66559So much hype has surrounded Gillian Flynn’s name recently. I purposefully avoided reading Gone Girl because I didn’t want my expectations to overshadow the reading experience. So I decided to start with her first novel, Sharp Objects, and read my way forward. My only real expectation for Flynn’s debut was that the subject matter would be dark – very dark. Which it was. Some of those images are permanently etched into my brain.

Camille Preaker is a journalist for a little read paper in Chicago. Her editor assigns her the job of reporting on two murders in small town Missouri, Camille’s hometown. In addition to discovering the nasty truth behind the grizzly murders of the two young girls, Camille must also come to terms with her own dark past if she ever hopes to move forward and live any sort of normal life. Her family is also batshit bonkers.

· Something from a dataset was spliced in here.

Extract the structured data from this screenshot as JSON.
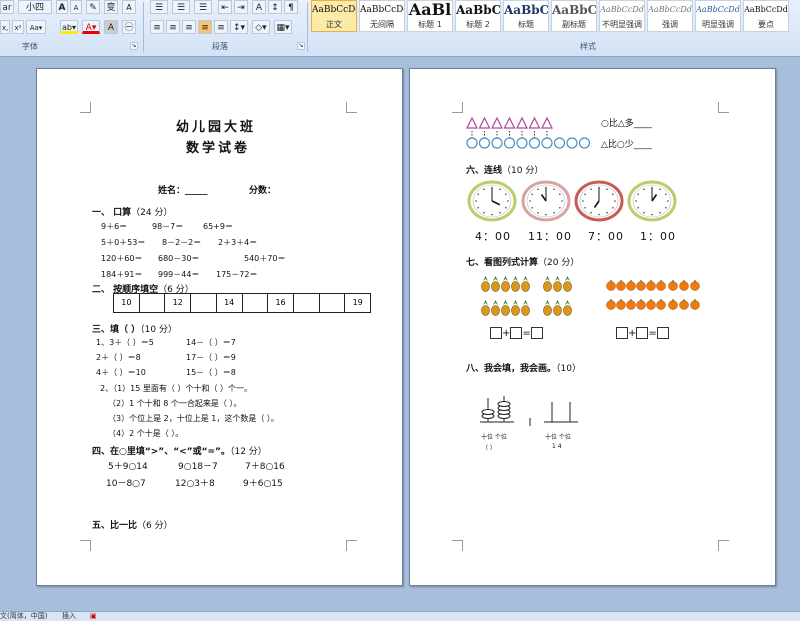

The only word that keeps coming to mind is disturbing. Where does Flynn get her ideas from? The creepiness in her novel doesn’t feel like fiction – her gritty imagery feels REAL. Real in a way I can’t honestly describe, but it gets up under your skin and lives there. She’ll lure you in with simple violence and then smack you across the face with visceral shock value. Her characters are layered, complex, and deeply insane. It’s like she’s cut humanity open and allowed the blackened guts of evil to splatter grotesquely at her readers’ feet. I loved the entire experience of Sharp Objects which makes me wonder about my own sanity.

What works most for me is Camille. She’s a strong protagonist – a fighter, a survivor. Her psychological damage is obvious and subtle all at once. She’s not someone you could be friends with, but she’s someone you can come to respect and feel deeply for. Flynn writes her flawlessly and I wonder just how much of Camille resembles Flynn. She just seems to know her subject matter so well.

The only real complaint I have is that the end seemed sort of rushed and oddly choppy. Not a huge problem though because most of the novel flowed well and the pages turned very quickly. I also wouldn’t recommend this novel to everyone because the subject matter is intense, the imagery cringe-worthy, and the story not at all for the faint of heart. But if you enjoy a great psychologically disturbing, dark and twisty story – give this one a try!

Book Order!

I haven’t placed an online book order in a long while – discounting the books I buy for book club, obviously.  This little spending splurge felt great because there was no guilt involved.  With my book spending habits seriously in check these past few months, I could order these gems with a light heart.  So what did I get?

Between, Georgia by Joshilyn Jackson – I’ve wanted to read something by Jackson for quite a while.  Many fellow bloggers sing nothing but her praises.  Plus, there’s the added bonus of being from Georgia, not too far from Between.  It’s a tiny little town nestled away on Hwy. 78 between Athens and Atlanta.  Jimmy and I always giggled at the name when we rode through.  I know I’ve been less than thrilled with the southern novels I’ve read this year, but I’m hoping I’ll find a winner here!

Sharp Objects by Gillian Flynn – With Gone Girl garnering so much attention and praise, I’ve been super excited about getting to know Flynn as an author.  Instead of beginning with Gone Girl, I thought I’d reach back a bit further in her catalog and get better acquainted with her style first.

Stiff:  The Curious Lives of Human Cadavers by Mary Roach –  I admit to being a Mary Roach virgin, but have long wanted to dive into one of her fascinating books.  And let’s face it – dead bodies are intriguing things.  Or perhaps I’m just kind of a creepy person?  I did want to be a forensic pathologist at one point.  Anyway, I know I’ll love this book.

A Feast for Crows by George R.R. Martin – Don’t worry.  I’m not going to be reading this one anytime soon, but I wanted it on the shelf for when I’m ready to go back to Westeros.  Probably won’t be until next year or even the year after that.  I’ve heard some seriously mixed reviews.  The 4th and 5th books were actually supposed to be one novel originally, but Martin didn’t think an 1800 page book was a good idea – so he split them in two.  This means Crows lacks three of my favorite characters almost entirely.  Not sure how I feel about that.

Let me know your thoughts and opinions on any of my selections!  With the overflowing TBR shelf, I probably won’t be getting around to any of these titles soon – unless you think one of them is a must read!